The articles state that President Trump “willfully made statements that, in context, encourage - and foreseeably resulted in - lawless action at the Capitol.” Trump’s actions, the document continues, “followed his prior efforts to subvert and obstruct the certification of the 2020 presidential election.”
At last count, the impeachment articles have more than 200 co-sponsors in the House. So far, all of the co-sponsors are Democrats, but it is likely that some Republicans would vote for impeachment.
Rep. James Clyburne (D-S.C.) told Fox News Sunday that Democrats plan to pass a resolution urging Vice President Pence to invoke the 25th Amendment to remove President Trump. If and when Pence refuses to act within 24 hours, Democrats will move to pass the Articles of Impeachment. That could take place by Wednesday, Clyburne noted.
The passage of impeachment is a foregone conclusion in the House, but Trump faces an uncertain future in the Senate where Democrats will have a slim one-vote majority after Jon Ossoff and Raphael Warnock are sworn in. The Constitution requires a vote of “two-thirds of the [Senate] Members present.” If all senators are present, that means 67 votes are needed to remove Donald Trump from office. The Articles of Impeachment also ban Trump from holding office in the future.
A ban on future campaigns for Trump would probably help the Republican Party in the long run, but it would be a difficult vote for many Republicans in the near term. It is extremely unlikely that Trump could win re-election in 2024, but he might well win the Republican nomination, leading the party to another defeat.
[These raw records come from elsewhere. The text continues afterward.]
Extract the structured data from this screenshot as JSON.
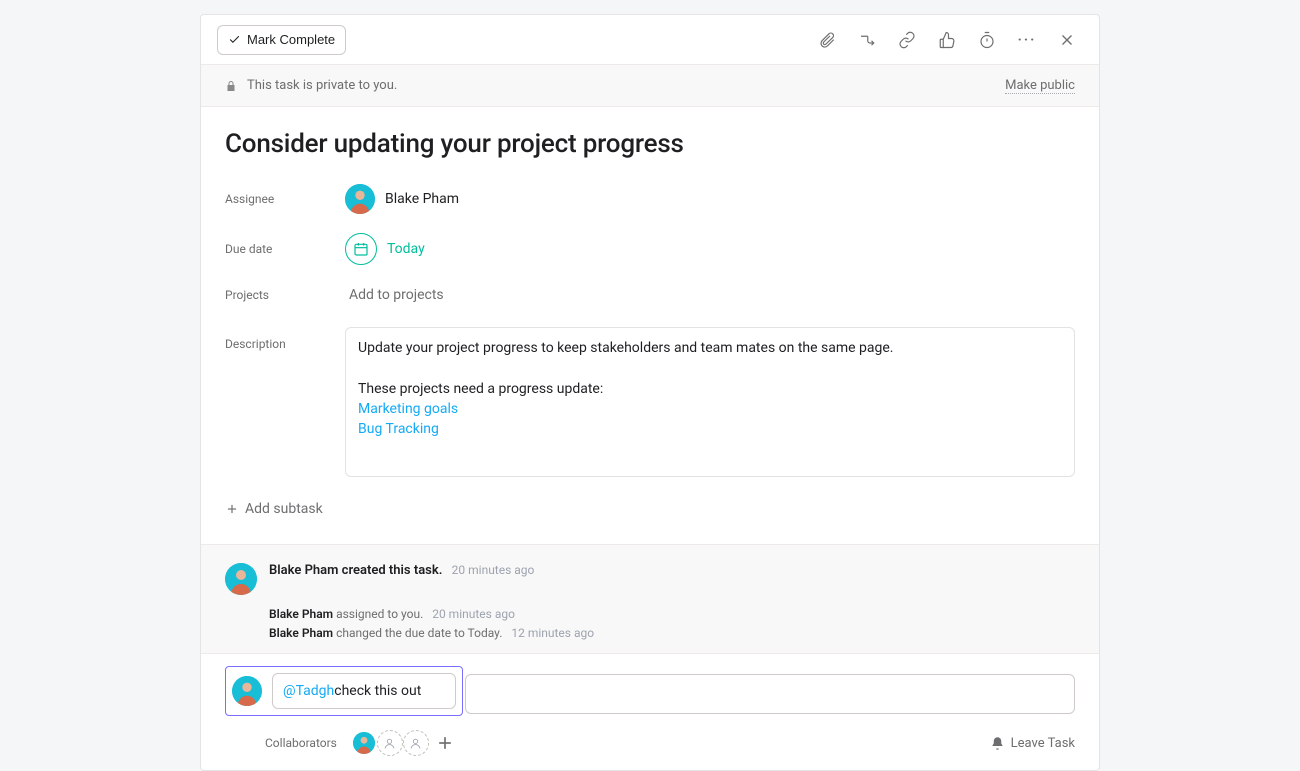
{
  "toolbar": {
    "mark_complete": "Mark Complete"
  },
  "privacy": {
    "message": "This task is private to you.",
    "make_public": "Make public"
  },
  "task": {
    "title": "Consider updating your project progress"
  },
  "labels": {
    "assignee": "Assignee",
    "due_date": "Due date",
    "projects": "Projects",
    "description": "Description",
    "add_projects": "Add to projects",
    "add_subtask": "Add subtask",
    "collaborators": "Collaborators",
    "leave_task": "Leave Task"
  },
  "assignee": {
    "name": "Blake Pham"
  },
  "due_date": {
    "display": "Today"
  },
  "description": {
    "line1": "Update your project progress to keep stakeholders and team mates on the same page.",
    "line2": "These projects need a progress update:",
    "links": [
      "Marketing goals",
      "Bug Tracking"
    ]
  },
  "activity": {
    "created_actor": "Blake Pham",
    "created_text": " created this task.",
    "created_time": "20 minutes ago",
    "events": [
      {
        "actor": "Blake Pham",
        "text": " assigned to you.",
        "time": "20 minutes ago"
      },
      {
        "actor": "Blake Pham",
        "text": " changed the due date to Today.",
        "time": "12 minutes ago"
      }
    ]
  },
  "comment": {
    "mention": "@Tadgh",
    "text": " check this out"
  }
}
Nevertheless, the possibility that the Senate would vote to convict cannot be discounted. So far, Ben Sasse (R-Neb.) has said that he is open to impeachment. Senators Pat Toomey (R-Pa.) and Lisa Murkowski (R-Alaska) have said that they believe that Trump committed impeachable offenses but want the president to resign. Mitt Romney (R-Utah) and Susan Collins (R-Maine) would probably join the votes to convict, but another 12 votes would have to be scrounged from the remaining 43 Republicans. That number might decrease if some Republicans were not present for the vote.
That’s a tall order, but not impossible, especially if Democrats don’t rush the Senate phase of the process. The Senate is not scheduled to hold a regular session until January 19 so Trump is unlikely to be removed before Biden takes office unless Pence acts.
A memo circulated by Mitch McConnell (R-Ky.) states, “It would require the consent of all 100 senators to conduct any business of any kind during the scheduled pro forma sessions prior to January 19, and therefore the consent of all 100 senators to begin acting on any articles of impeachment during those sessions.”
Rep. Clyburne said that the newly Democratic Senate might not act on impeachment until after Biden’s first 100 days. In this scenario, the Senate would not remove Trump from office, but it could bar an attempt at a political comeback.
A delay in the Senate trial could hurt Trump as investigations turn up more damaging information about the president’s role in the attack. After the president leaves office, more Republicans also might break the spell that has left them in Mr. Trump’s thrall for four years.
Donald Trump will be punished for inciting the Capitol insurrection. If he is able to finish his term, he may yet be barred from office in the future. At the very least, it seems certain that Mr. Trump will face an unprecedented second impeachment. That will ensure that his most lasting legacy will be a unique place of shame in American history.